◆ What the task requires
Output each entry below as it stands, leaving out every picture.

◆ Collected data entries

═══

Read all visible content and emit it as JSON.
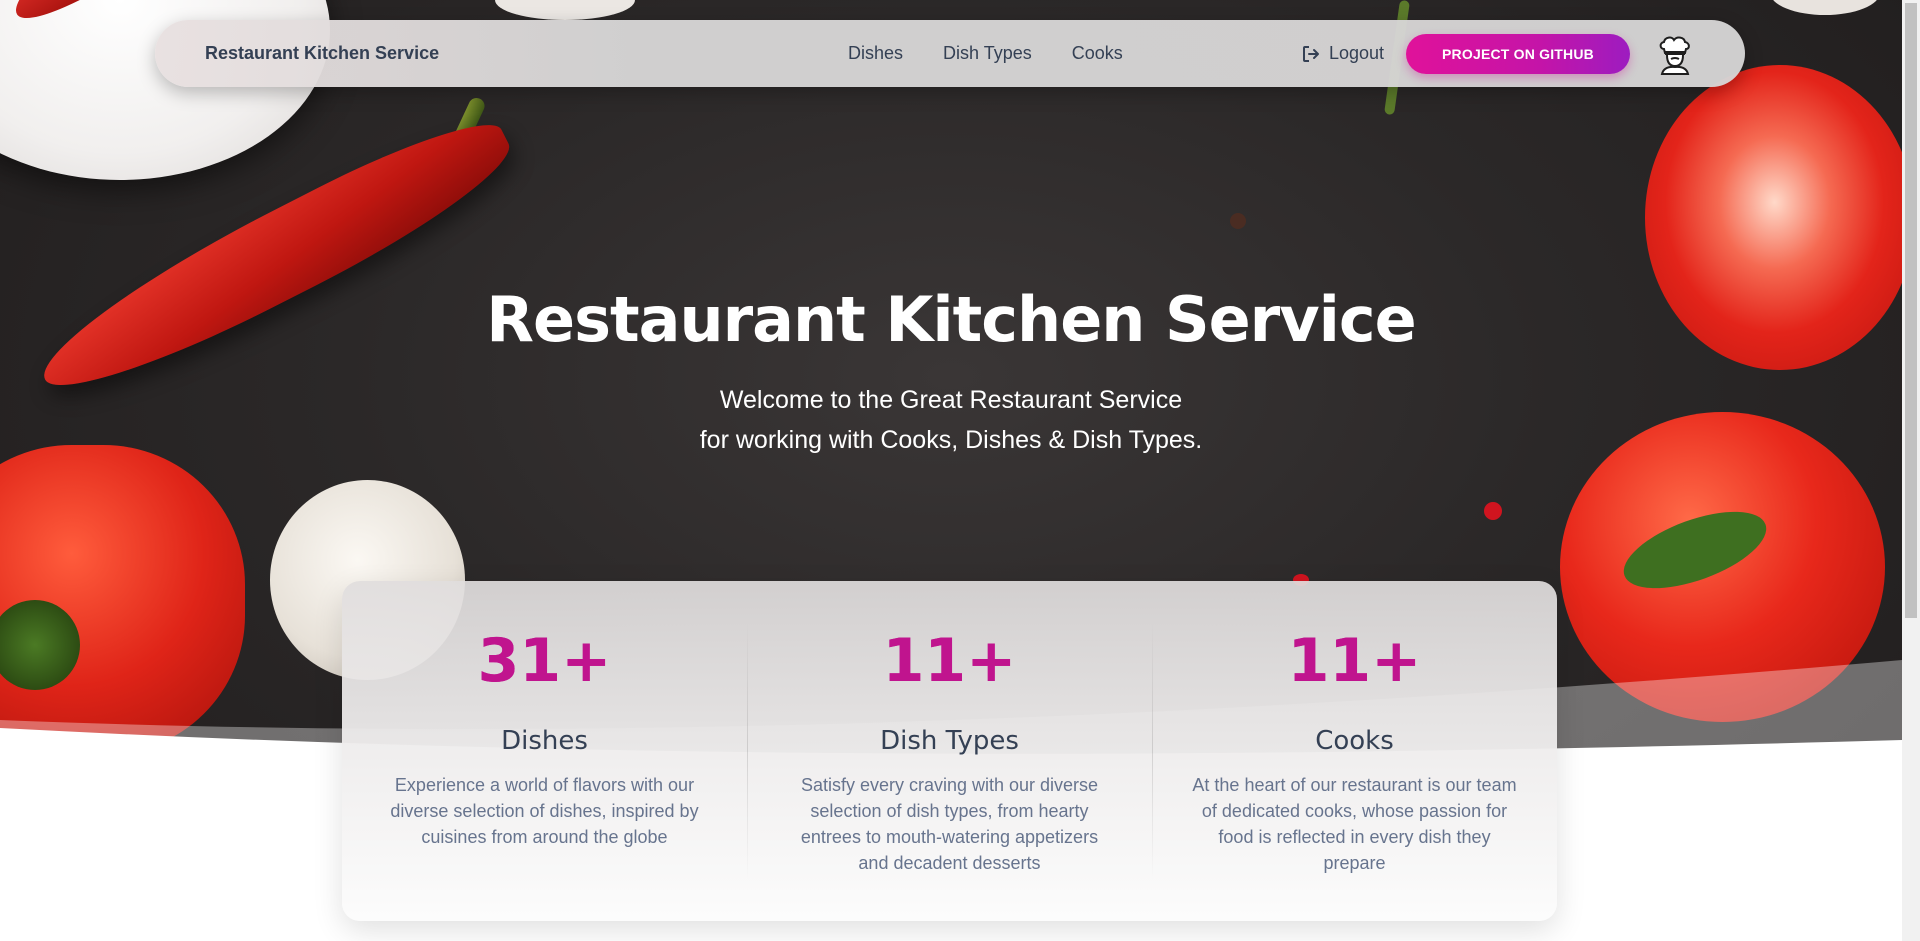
{
  "navbar": {
    "brand": "Restaurant Kitchen Service",
    "links": [
      "Dishes",
      "Dish Types",
      "Cooks"
    ],
    "logout_label": "Logout",
    "github_label": "PROJECT ON GITHUB",
    "avatar_icon": "chef-icon",
    "logout_icon": "sign-out-icon"
  },
  "hero": {
    "title": "Restaurant Kitchen Service",
    "subtitle_line1": "Welcome to the Great Restaurant Service",
    "subtitle_line2": "for working with Cooks, Dishes & Dish Types."
  },
  "stats": [
    {
      "number": "31+",
      "title": "Dishes",
      "description": "Experience a world of flavors with our diverse selection of dishes, inspired by cuisines from around the globe"
    },
    {
      "number": "11+",
      "title": "Dish Types",
      "description": "Satisfy every craving with our diverse selection of dish types, from hearty entrees to mouth-watering appetizers and decadent desserts"
    },
    {
      "number": "11+",
      "title": "Cooks",
      "description": "At the heart of our restaurant is our team of dedicated cooks, whose passion for food is reflected in every dish they prepare"
    }
  ],
  "colors": {
    "accent_gradient_start": "#e0129a",
    "accent_gradient_end": "#9d1cc0",
    "stat_number": "#c0148e",
    "text_dark": "#344054",
    "text_muted": "#67748e"
  }
}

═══

◆ Solution
Read all visible content and emit it as JSON.
{
  "navbar": {
    "brand": "Restaurant Kitchen Service",
    "links": [
      "Dishes",
      "Dish Types",
      "Cooks"
    ],
    "logout_label": "Logout",
    "github_label": "PROJECT ON GITHUB",
    "avatar_icon": "chef-icon",
    "logout_icon": "sign-out-icon"
  },
  "hero": {
    "title": "Restaurant Kitchen Service",
    "subtitle_line1": "Welcome to the Great Restaurant Service",
    "subtitle_line2": "for working with Cooks, Dishes & Dish Types."
  },
  "stats": [
    {
      "number": "31+",
      "title": "Dishes",
      "description": "Experience a world of flavors with our diverse selection of dishes, inspired by cuisines from around the globe"
    },
    {
      "number": "11+",
      "title": "Dish Types",
      "description": "Satisfy every craving with our diverse selection of dish types, from hearty entrees to mouth-watering appetizers and decadent desserts"
    },
    {
      "number": "11+",
      "title": "Cooks",
      "description": "At the heart of our restaurant is our team of dedicated cooks, whose passion for food is reflected in every dish they prepare"
    }
  ],
  "colors": {
    "accent_gradient_start": "#e0129a",
    "accent_gradient_end": "#9d1cc0",
    "stat_number": "#c0148e",
    "text_dark": "#344054",
    "text_muted": "#67748e"
  }
}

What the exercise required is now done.